In the most healthy organizations, changes rarely surprise people because a premium has been placed on communication. People are encouraged to discuss their opinions and points of view on change, and those who leave are honored as they go, even if the reason for their leaving was difficult.

Transitions of all kinds are best navigated when leaders possess these three traits, and put them into practice:

  1. Credibility – leaders are even-handed and fair, and so make deposits of trust, which can be borrowed against when tough changes have to be instituted.
  2. Transparency – unless trade secrets which would compromise competitive advantage are at stake, leaders default to sharing details about the conditions that shape transition decisions, the rationale for unpopular decisions, and the long-term effects on all those in the organization.
  3. Honor – in the case of terminations and layoffs, unless an employee was dismissed for ethical or legal reasons every effort is made to honor those leaving, thanking them for their contributions and pointing out their positive characteristics.

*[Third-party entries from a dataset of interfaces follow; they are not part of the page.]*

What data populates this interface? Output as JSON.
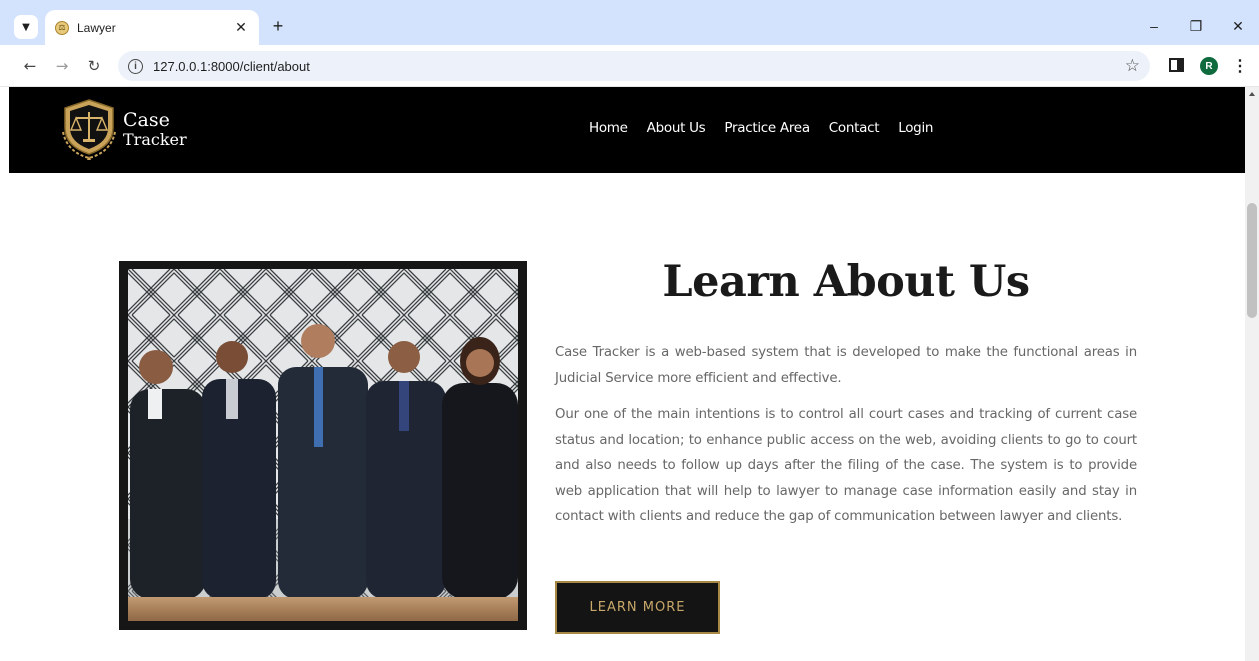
{
  "browser": {
    "tab_title": "Lawyer",
    "url": "127.0.0.1:8000/client/about",
    "profile_initial": "R"
  },
  "site": {
    "logo": {
      "line1": "Case",
      "line2": "Tracker"
    },
    "nav": [
      "Home",
      "About Us",
      "Practice Area",
      "Contact",
      "Login"
    ]
  },
  "about": {
    "heading": "Learn About Us",
    "paragraph1": "Case Tracker is a web-based system that is developed to make the functional areas in Judicial Service more efficient and effective.",
    "paragraph2": "Our one of the main intentions is to control all court cases and tracking of current case status and location; to enhance public access on the web, avoiding clients to go to court and also needs to follow up days after the filing of the case. The system is to provide web application that will help to lawyer to manage case information easily and stay in contact with clients and reduce the gap of communication between lawyer and clients.",
    "button_label": "LEARN MORE"
  },
  "colors": {
    "nav_bg": "#000000",
    "gold": "#a88845",
    "button_text": "#c8a86a",
    "browser_chrome": "#d3e3fd"
  },
  "icons": [
    "tab-search-icon",
    "balance-scale-favicon-icon",
    "close-icon",
    "new-tab-icon",
    "minimize-icon",
    "restore-icon",
    "window-close-icon",
    "back-icon",
    "forward-icon",
    "reload-icon",
    "info-icon",
    "bookmark-star-icon",
    "side-panel-icon",
    "menu-kebab-icon",
    "balance-scale-logo-icon"
  ]
}
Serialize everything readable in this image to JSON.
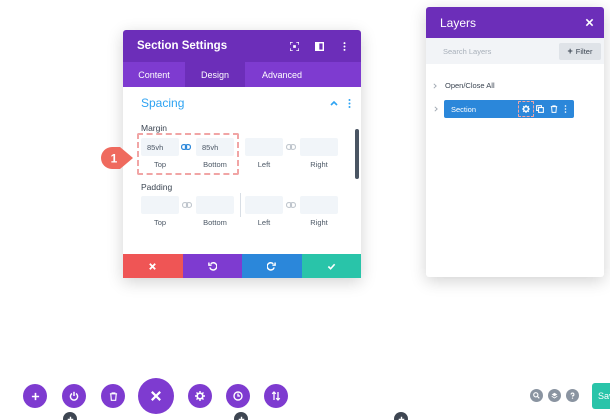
{
  "settings_modal": {
    "title": "Section Settings",
    "tabs": [
      {
        "label": "Content",
        "active": false
      },
      {
        "label": "Design",
        "active": true
      },
      {
        "label": "Advanced",
        "active": false
      }
    ],
    "group_title": "Spacing",
    "margin": {
      "label": "Margin",
      "top_value": "85vh",
      "bottom_value": "85vh",
      "left_value": "",
      "right_value": "",
      "labels": {
        "top": "Top",
        "bottom": "Bottom",
        "left": "Left",
        "right": "Right"
      }
    },
    "padding": {
      "label": "Padding",
      "labels": {
        "top": "Top",
        "bottom": "Bottom",
        "left": "Left",
        "right": "Right"
      }
    },
    "action_colors": {
      "cancel": "#ef5555",
      "undo": "#7e3bd0",
      "redo": "#2b87da",
      "save": "#29c4a9"
    }
  },
  "callout": {
    "number": "1",
    "color": "#ef6a5e"
  },
  "layers_panel": {
    "title": "Layers",
    "search_placeholder": "Search Layers",
    "filter_label": "Filter",
    "open_close_label": "Open/Close All",
    "section_label": "Section"
  },
  "bottom_bar": {
    "save_label": "Sav"
  },
  "colors": {
    "purple": "#6c2eb9",
    "purple_light": "#7e3bd0",
    "blue": "#2b87da",
    "teal": "#29c4a9"
  }
}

This is the right thing to do for the one leaving, and it engenders trust and loyalty among those staying!

Organizations are both tested and reveal themselves in times of dislocation. The best way to insure healthy change initiatives is to put in place these characteristics of trust in the few “placid” times that occur in between transitions.

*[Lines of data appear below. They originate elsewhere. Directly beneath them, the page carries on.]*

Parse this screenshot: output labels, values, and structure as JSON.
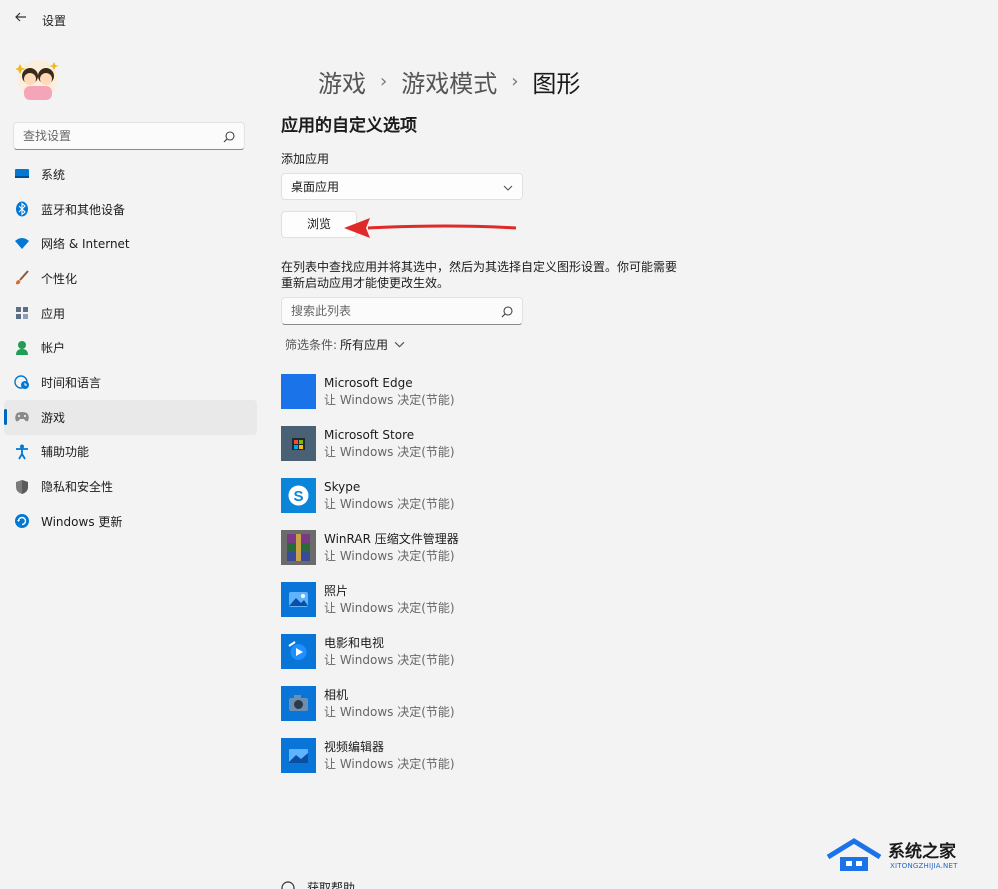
{
  "window": {
    "title": "设置",
    "back_icon": "back-arrow-icon"
  },
  "search": {
    "placeholder": "查找设置"
  },
  "sidebar": {
    "items": [
      {
        "label": "系统",
        "icon": "monitor-icon",
        "color": "#0078d4"
      },
      {
        "label": "蓝牙和其他设备",
        "icon": "bluetooth-icon",
        "color": "#0078d4"
      },
      {
        "label": "网络 & Internet",
        "icon": "wifi-icon",
        "color": "#0078d4"
      },
      {
        "label": "个性化",
        "icon": "brush-icon",
        "color": "#d56a2a"
      },
      {
        "label": "应用",
        "icon": "apps-icon",
        "color": "#5a6e86"
      },
      {
        "label": "帐户",
        "icon": "account-icon",
        "color": "#1f9d55"
      },
      {
        "label": "时间和语言",
        "icon": "globe-clock-icon",
        "color": "#0078d4"
      },
      {
        "label": "游戏",
        "icon": "gamepad-icon",
        "color": "#777777",
        "active": true
      },
      {
        "label": "辅助功能",
        "icon": "accessibility-icon",
        "color": "#0078d4"
      },
      {
        "label": "隐私和安全性",
        "icon": "shield-icon",
        "color": "#6b6b6b"
      },
      {
        "label": "Windows 更新",
        "icon": "update-icon",
        "color": "#0078d4"
      }
    ]
  },
  "breadcrumb": {
    "part1": "游戏",
    "part2": "游戏模式",
    "current": "图形",
    "separator": "›"
  },
  "section": {
    "title": "应用的自定义选项"
  },
  "add_app": {
    "label": "添加应用",
    "selected": "桌面应用",
    "browse_label": "浏览"
  },
  "description": "在列表中查找应用并将其选中，然后为其选择自定义图形设置。你可能需要重新启动应用才能使更改生效。",
  "list_search": {
    "placeholder": "搜索此列表"
  },
  "filter": {
    "label": "筛选条件:",
    "value": "所有应用"
  },
  "apps": [
    {
      "name": "Microsoft Edge",
      "status": "让 Windows 决定(节能)",
      "icon": "edge-icon",
      "color": "#1a73e8"
    },
    {
      "name": "Microsoft Store",
      "status": "让 Windows 决定(节能)",
      "icon": "store-icon",
      "color": "#4a6075"
    },
    {
      "name": "Skype",
      "status": "让 Windows 决定(节能)",
      "icon": "skype-icon",
      "color": "#0a85d9"
    },
    {
      "name": "WinRAR 压缩文件管理器",
      "status": "让 Windows 决定(节能)",
      "icon": "winrar-icon",
      "color": "#7a3a86"
    },
    {
      "name": "照片",
      "status": "让 Windows 决定(节能)",
      "icon": "photos-icon",
      "color": "#0a75d8"
    },
    {
      "name": "电影和电视",
      "status": "让 Windows 决定(节能)",
      "icon": "movies-icon",
      "color": "#0a75d8"
    },
    {
      "name": "相机",
      "status": "让 Windows 决定(节能)",
      "icon": "camera-icon",
      "color": "#0a75d8"
    },
    {
      "name": "视频编辑器",
      "status": "让 Windows 决定(节能)",
      "icon": "video-editor-icon",
      "color": "#0a75d8"
    }
  ],
  "help": {
    "label": "获取帮助"
  },
  "watermark": {
    "title": "系统之家",
    "subtitle": "XITONGZHIJIA.NET"
  },
  "colors": {
    "accent": "#0067c0",
    "annotation_arrow": "#e02a2a",
    "background": "#f3f3f3"
  }
}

Personal Pain Can Become Leadership Gain


December 3, 2015

We’ve been influenced by the work of the late William Bridges, a writer best known for his work on organizational transitions and how leaders can help teams navigate what those transitions entail.

In the 1990s Bridges became the go-to expert for businesses and government agencies who were navigating transition. Constantly in demand as a speaker and consultant and a best-selling author he was the acknowledged thought leader in transitions, his work providing an elegant and applicable model for leaders of all types.

Then he endured a heart-wrenching personal transition of his own.

His beloved wife died after a two year struggle with illness.

Suddenly, Bridges found himself in a place where his work on transitions sounded and felt hollow to him. “All the things I had written about transition – the very things people had said were so helpful to them – now felt strangely unreal to me. How could I ever have tried to pass myself off as an expert on transition?”.

Grief-stricken and struggling with transition in his personal life, Bridges found his entire career – really, his entire identity as a person, called into question.

Personal pain has a way of doing that. Faced with experiences of loss, grief, or failure leaders are tempted to ignore the pain, defeat the pain, or “play through” the pain.

But there’s a better way.

Personal pain can be the crucible in which a leader comes to a new level of self-knowledge and self-awareness and learns how to lead with greater empathy, skill, and passion.

In our work with clients, particularly as leadership coaches, we constantly are given the opportunity to serve leaders who are struggling with professional and personal adversity. An encouraging message we have for them is that their best, most wisdom-filled days as a leader lie ahead if they are willing to lean into the adversity and conflict.

Bridges learned that “Transition breaks up your old identity”. He had taught this to hundreds of organizations but now had to learn it in his own life. There is a real loss there, but also the chance for the discovery of a new identity that is more in keeping with the person who was there all along.

This doesn’t just happen. It takes a high degree of self-awareness and the presence of a skilled coach and trusted advisor is immensely helpful.

“Gradually”, wrote Bridges of his own journey from darkness into light, “I decided that whenever an old reality disappears the answer is not to refuse to do anything associated with it, but rather to explore and discover what the new reality is”.

Exactly.

One of the things we enjoy most about serving as a trusted advisor to so many leaders is the chance to share in and help guide this process of personal and professional exploration and discovery.

We’d love to be a part of your own journey, for the greater good and for your growth as a leader. Find out more about how we can work together right here.